asserted His own supreme power, and that even if He should will this to be so, it would in
no way affect Peter's work. The future of both John and Peter was in the hands of their
Lord. Obedience in following Him was the duty required of each.
How many today are like
Peter! They are interested in the affairs of others, and anxious to know their duty, while
they are in danger of neglecting their own. It is our work to look to Christ and follow
Him. We shall see mistakes in the lives of others, and defects in their character.
Humanity is encompassed with infirmity. But in Christ we shall find perfection. Beholding
Him, we shall become transformed.
John lived to be very aged.
He witnessed the destruction of Jerusalem, and the ruin of the stately temple,--a symbol
of the final ruin of the world. To his latest days John closely followed his Lord. The
burden of his testimony to the churches was, "Beloved, let us love one another;"
"he that dwelleth in love, dwelleth in God, and God in him." 1 John 4:7, 16.

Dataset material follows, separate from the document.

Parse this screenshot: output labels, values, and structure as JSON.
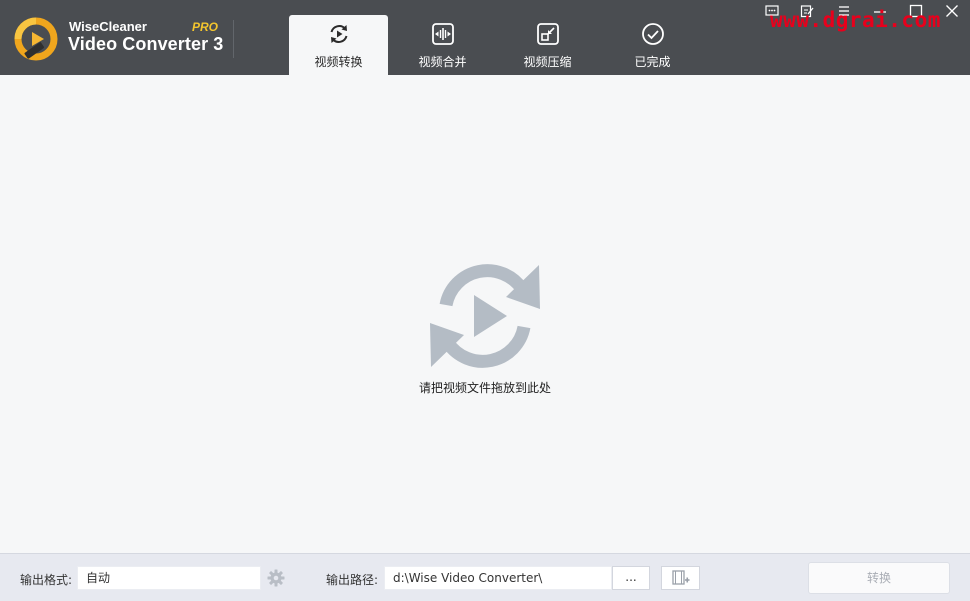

Peter had been restored to
his apostleship, but the honor and authority he received from Christ had not given him
supremacy over his brethren. This Christ had made plain when in answer to Peter's
question, "What shall this man do?" He had said, "What is that to thee?
follow thou Me." Peter was not honored as the head of the church. The favor which
Christ had shown him in forgiving his apostasy, and entrusting him with the feeding of the
flock, and Peter's own faithfulness in following Christ, won for him the confidence of his
brethren. He had much influence in the church. But the lesson which Christ had taught him
by the Sea of Galilee Peter carried with him throughout his life. Writing by the Holy
Spirit to the churches, he said:
"The elders which are
among you I exhort, who am also an elder, and a witness of the sufferings of Christ, and
also a partaker of the glory that shall be revealed: Feed the flock of God which is among
you, taking the oversight thereof, not by constraint, but willingly; not for filthy lucre,
but of a ready mind; neither as being lords over God's heritage, but being ensamples to
the flock. And when the Chief Shepherd shall appear, ye shall receive a crown of glory
that fadeth not away." 1 Peter 5:1-4.